Business in the 21st Century
Drywall brings innovation to Clemson University's new business school building.
For nearly 30 years, DPR Construction has constructed projects with the high level of quality and innovation customers expect, and the relentless accountability they deserve.
On Clemson University’s College of Business in South Carolina, DPR wanted to set the standard for the dual-tower, 176,000 square-foot building. High-performance drywall provided the innovation, productivity and value needed to yield the best results.
“Innovation is at this building’s core,” says Wendy York, Dean of the College of Business. “The new facility will strengthen our mission of preparing students to become leaders in today’s ever-changing, highly technological business world. We are proud to offer our students a learning environment that matches the caliber of our faculty and programs—a building that sets the standard for a 21st century top-tier business school.”
Casey Kilgore, drywall project manager at DPR adds, “Clemson made it clear that they wanted innovation to permeate throughout the project, and as general contractors, it’s our job to bring the best options. That’s exactly what we did with drywall.”
Clemson’s new home for business education, a five-story structure in the heart of campus, will serve as a think-tank environment, bringing students, faculty and industry together in a collaborative and inspiring space. The building includes a 90-foot-high atrium that connects the towers, panoramic views, a glass-enclosed financial trading room and a grand, 78-step staircase.
Time is Money
While innovation is at the center of Clemson’s goals for this $87.5 million facility, opening the new building on-time is also an important factor for success.
“The old adage, ‘time is money,’ is very true, especially on college campuses now and we are trying harder than ever before to condense our construction schedules,” says Paul Borick, capital projects manager for Clemson. “We’re pressed for space. We really do need to get these buildings online pretty quickly.”
Using innovative, durable construction materials, such as gypsum board, which has many advanced features and offers ease of installation, is paramount to any project finishing on-time, on-budget and providing long-term sustainability.
“We’ve seen a lot of efficiency gain using the PURPLE National Gypsum products because of the features they have—like GridMarX, which allows our guys to reduce layout time, start drilling fasteners more quickly and bypass a lot of rework,” says Kilgore.
Contractors like DPR can instantly identify stud locations and make accurate cuts without having to pencil in or snap chalk lines.
When fastening for code, the GridMarX installation guide marks help to quickly identify fastener patterns, virtually eliminating the need to measure between fasteners. Plus, cleaner fastener patterns make for a more efficient finishing and provide a visual benefit for building code officials, which makes inspections much faster and smoother.
“Our code guys actually like it a lot,” says Borick. “With the accuracy, you really know what you’re getting. I think that’s why the code enforcement people like it so much.”
Another advantage of using drywall is the optimized 12-inch fastener pattern. This feature improves accuracy, reduces material and labor and lowers costs in both horizontal and vertical applications.
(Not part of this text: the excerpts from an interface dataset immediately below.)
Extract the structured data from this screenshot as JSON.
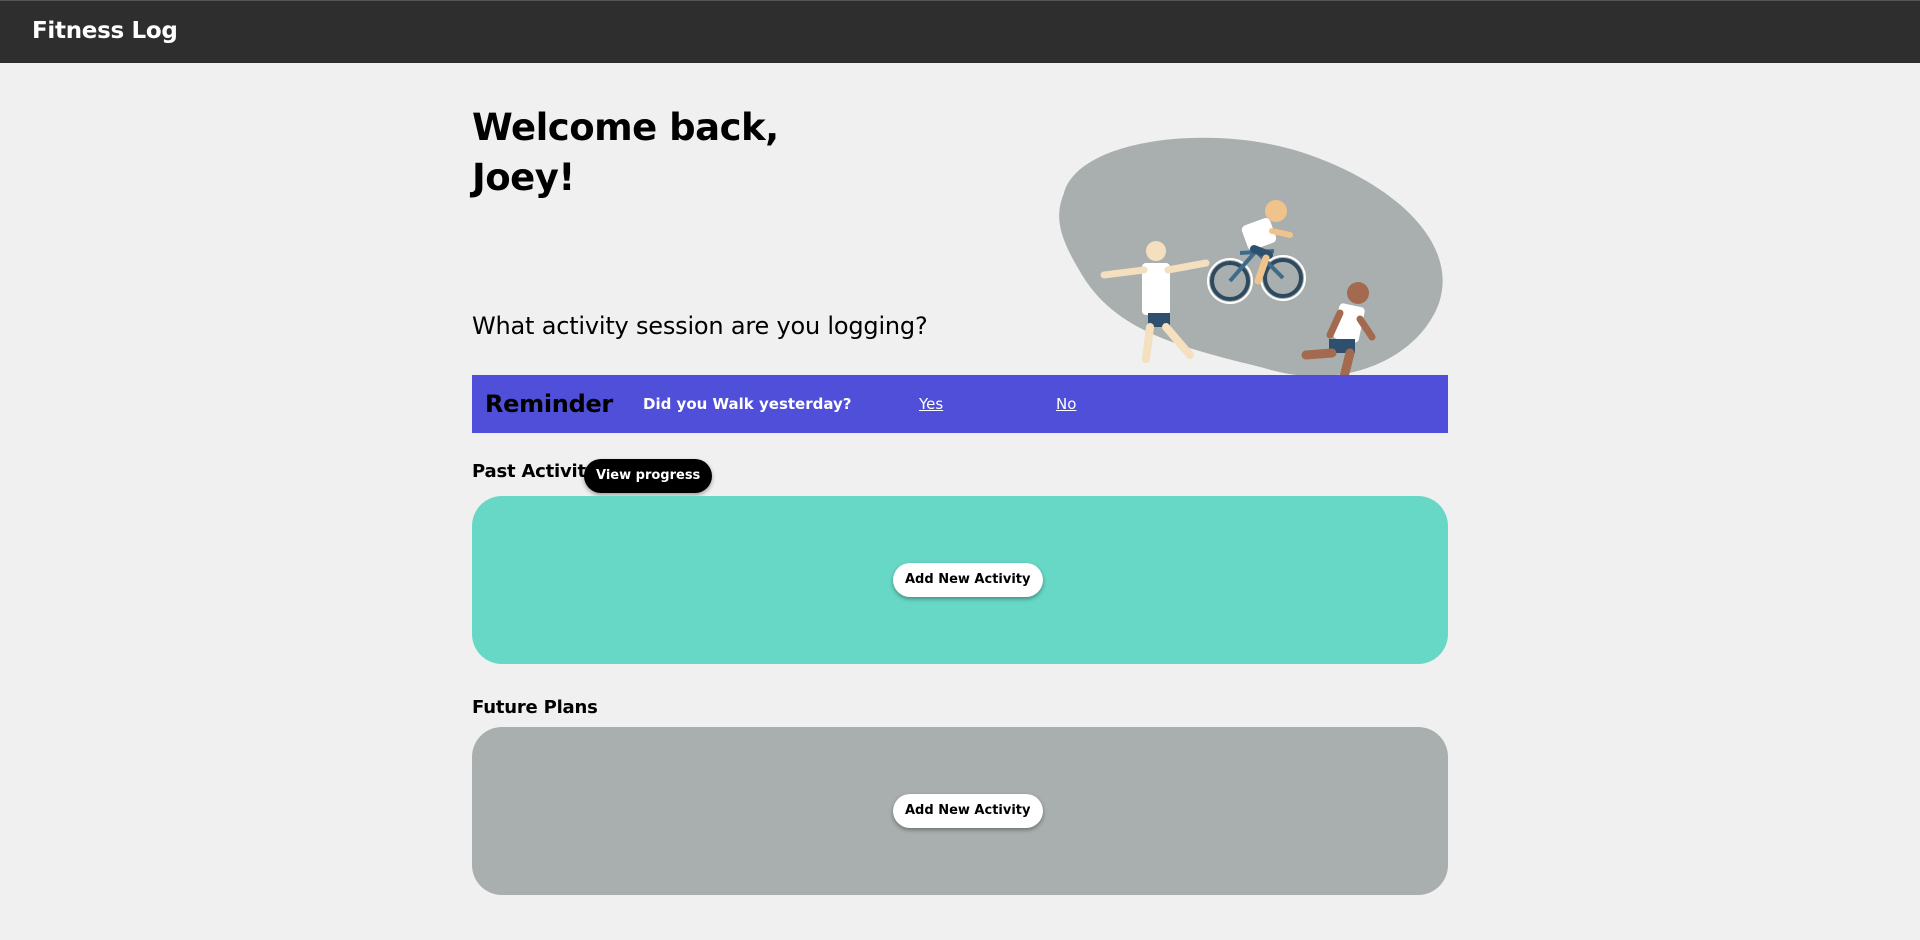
{
  "header": {
    "app_title": "Fitness Log"
  },
  "welcome": {
    "line1": "Welcome back,",
    "line2": "Joey!"
  },
  "prompt": {
    "question": "What activity session are you logging?"
  },
  "illustration": {
    "description_icon": "athletes-illustration-icon"
  },
  "reminder": {
    "title": "Reminder",
    "question": "Did you Walk yesterday?",
    "yes_label": "Yes",
    "no_label": "No",
    "background_color": "#4f4fd9"
  },
  "past_activity": {
    "label": "Past Activity",
    "view_progress_label": "View progress",
    "add_label": "Add New Activity",
    "panel_color": "#68d8c6"
  },
  "future_plans": {
    "label": "Future Plans",
    "add_label": "Add New Activity",
    "panel_color": "#a8afae"
  }
}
“MaX 12 was new to us,” says Kilgore. “On a job this large, that extra spacing—the 12 vs. 8 on the edges and in the field—adds up. We pick up a lot of time, a lot of efficiency and save money on materials and labor.”
Protection & Acoustics
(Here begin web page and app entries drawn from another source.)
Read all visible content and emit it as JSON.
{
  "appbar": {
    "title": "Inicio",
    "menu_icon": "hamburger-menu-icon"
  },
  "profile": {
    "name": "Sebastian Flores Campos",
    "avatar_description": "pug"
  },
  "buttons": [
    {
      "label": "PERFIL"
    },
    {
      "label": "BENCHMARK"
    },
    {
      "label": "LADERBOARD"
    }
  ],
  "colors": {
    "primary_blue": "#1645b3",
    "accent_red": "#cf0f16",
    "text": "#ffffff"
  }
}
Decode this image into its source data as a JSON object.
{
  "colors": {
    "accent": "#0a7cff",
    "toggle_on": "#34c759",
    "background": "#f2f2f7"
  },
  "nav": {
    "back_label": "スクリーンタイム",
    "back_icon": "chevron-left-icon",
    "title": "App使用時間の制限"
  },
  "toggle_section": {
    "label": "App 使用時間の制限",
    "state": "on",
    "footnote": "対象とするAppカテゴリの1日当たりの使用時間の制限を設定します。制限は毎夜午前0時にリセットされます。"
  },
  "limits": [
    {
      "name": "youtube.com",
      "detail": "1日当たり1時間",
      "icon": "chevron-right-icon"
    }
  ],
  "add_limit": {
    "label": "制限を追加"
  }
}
DPR and National Gypsum conducted a study comparing GridMarX installation guide marks and the MaX 12 fastener pattern to the installation of traditional drywall. Using two separate rooms with the exact same dimensions, conditions and installers, the new drywall provided a 29.8 percent increase in completion time over standard drywall.
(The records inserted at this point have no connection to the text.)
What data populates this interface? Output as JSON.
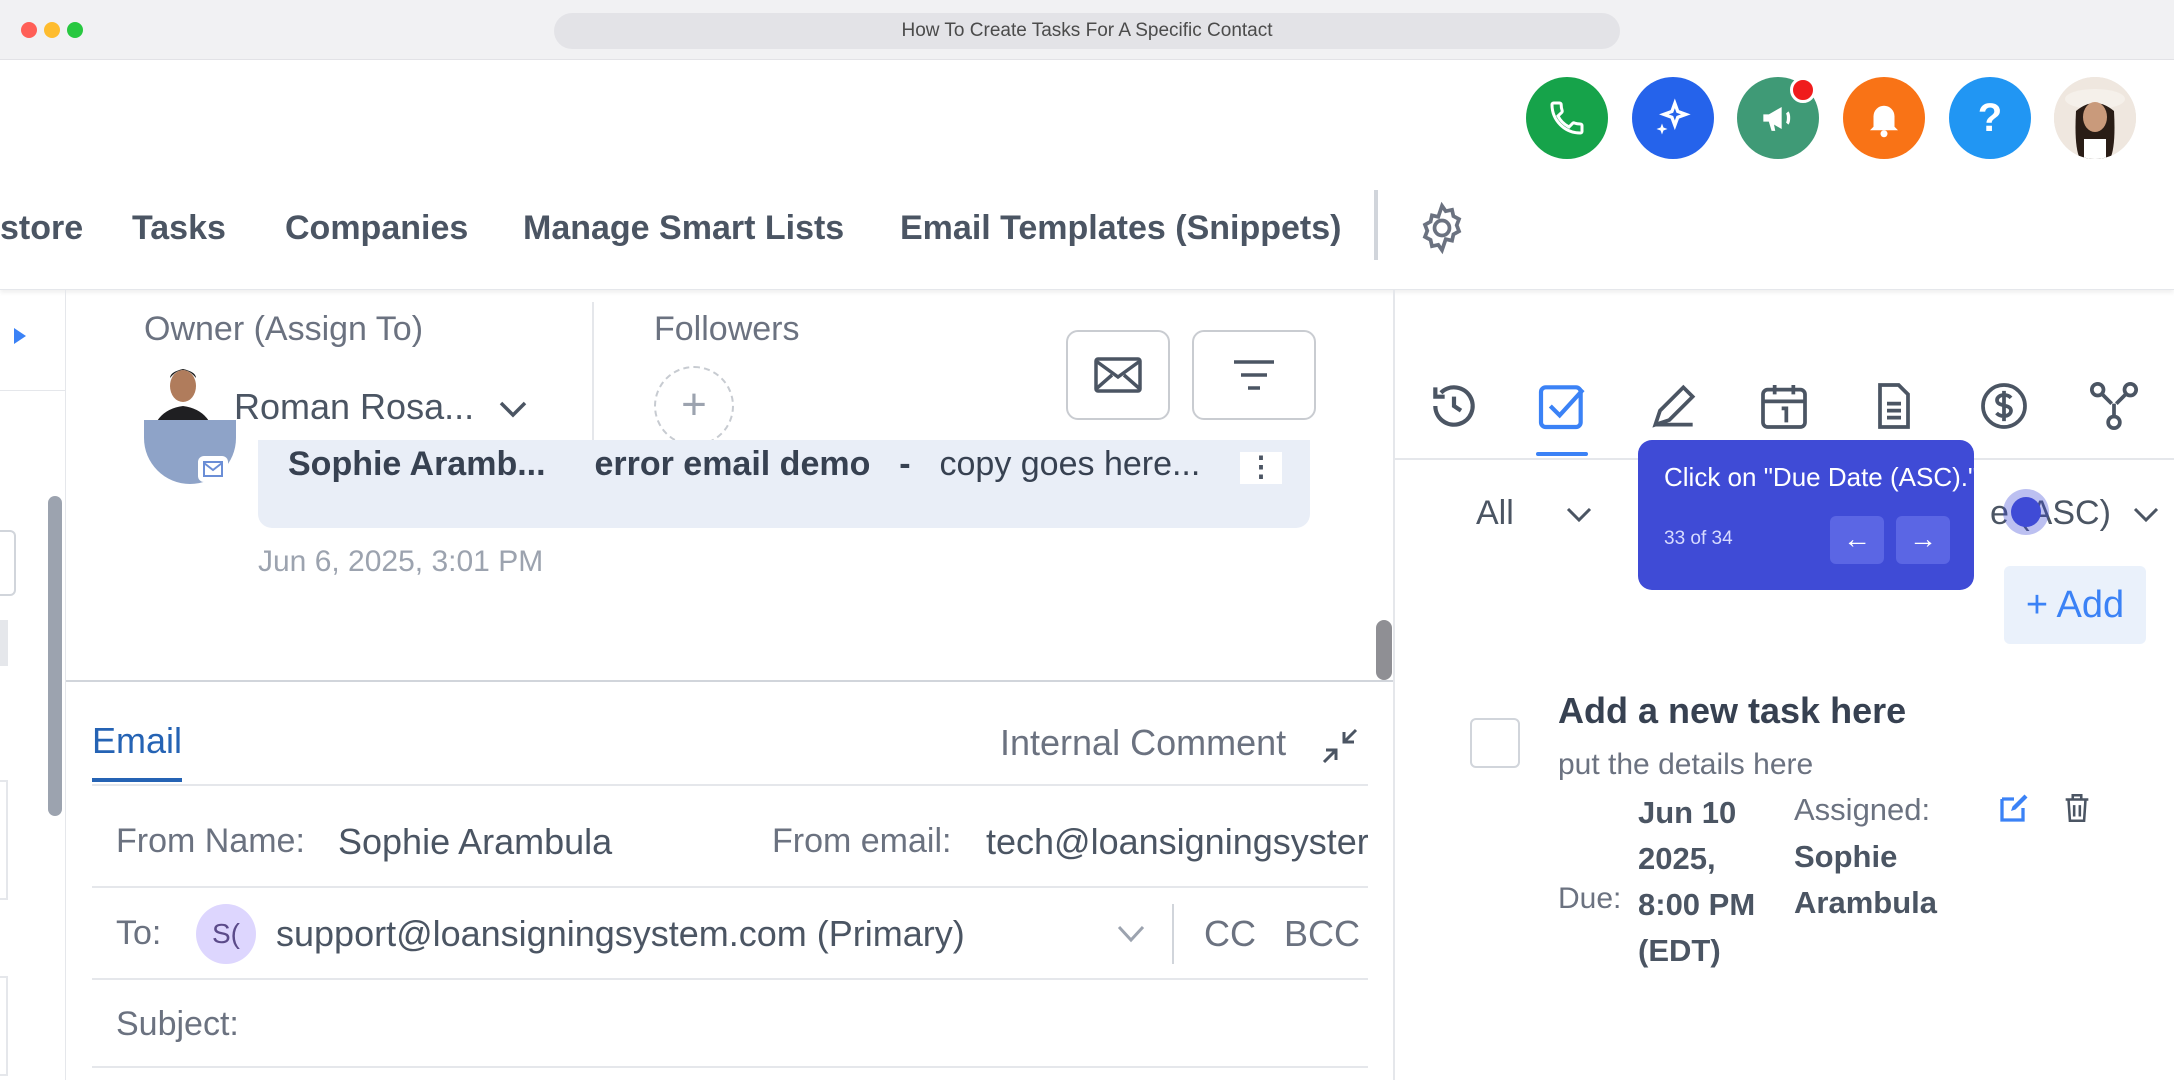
{
  "window": {
    "title": "How To Create Tasks For A Specific Contact"
  },
  "top_icons": [
    {
      "name": "phone-icon",
      "color": "#16a34a"
    },
    {
      "name": "sparkle-icon",
      "color": "#2563eb"
    },
    {
      "name": "megaphone-icon",
      "color": "#3f9a76"
    },
    {
      "name": "bell-icon",
      "color": "#f97316"
    },
    {
      "name": "help-icon",
      "color": "#2196f3"
    }
  ],
  "nav": {
    "items": [
      "store",
      "Tasks",
      "Companies",
      "Manage Smart Lists",
      "Email Templates (Snippets)"
    ]
  },
  "contact_header": {
    "owner_label": "Owner (Assign To)",
    "owner_name": "Roman Rosa...",
    "followers_label": "Followers",
    "add_follower": "+"
  },
  "message": {
    "sender": "Sophie Aramb...",
    "subject": "error email demo",
    "separator": "-",
    "preview": "copy goes here...",
    "timestamp": "Jun 6, 2025, 3:01 PM"
  },
  "compose": {
    "tab_email": "Email",
    "tab_internal": "Internal Comment",
    "from_name_label": "From Name:",
    "from_name_value": "Sophie Arambula",
    "from_email_label": "From email:",
    "from_email_value": "tech@loansigningsyster",
    "to_label": "To:",
    "to_chip": "S(",
    "to_value": "support@loansigningsystem.com (Primary)",
    "cc": "CC",
    "bcc": "BCC",
    "subject_label": "Subject:"
  },
  "tasks_panel": {
    "filter_all": "All",
    "sort_label": "e (ASC)",
    "add_button": "+ Add",
    "task": {
      "title": "Add a new task here",
      "details": "put the details here",
      "due_label": "Due:",
      "due_value": "Jun 10 2025, 8:00 PM (EDT)",
      "assigned_label": "Assigned:",
      "assigned_value": "Sophie Arambula"
    }
  },
  "tooltip": {
    "text": "Click on \"Due Date (ASC).\"",
    "counter": "33 of 34",
    "prev": "←",
    "next": "→"
  },
  "colors": {
    "accent": "#2563b4",
    "tooltip": "#3f4bd6"
  }
}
The company’s drywall was designed to provide extra protection against moisture, mold and mildew compared to standard drywall products. The board consists of a specially treated, fire-resistant, gypsum core encased in a heavy moisture, mold and mildew-resistant, purple-colored paper on the face side and a heavy gray paper on the back side.
Most impressive, perhaps, are the facility’s acoustic properties. One of the largest conference rooms in the building’s South Tower, located on a busy campus thoroughfare, is significantly quieter. This was achieved by using SoundBreak XP drywall products, which are specifically designed to dissipate and reduce sound, in addition to resisting moisture and mold.
“When this building got proposed in this location, we were concerned. It’s kind of a noisy area,” says Borick. “So, when we installed the SoundBreak products, I was really hopeful. And sure enough, we walk into the room now when I’m doing tours with large groups, and it’s almost eerily silent.”
On target for a 2020 opening, the new College of Business will nearly double what is currently available to students through the university’s present-day home. With a look and feel reflective of 21st century business, Kilgore believes the materials used in construction will play an important role in the university’s future.
“Based on our experience, we can see that more of our customers will appreciate the innovation, productivity and peace of mind that comes with using drywall products in complex projects like this one,” Kilgore explains. W&C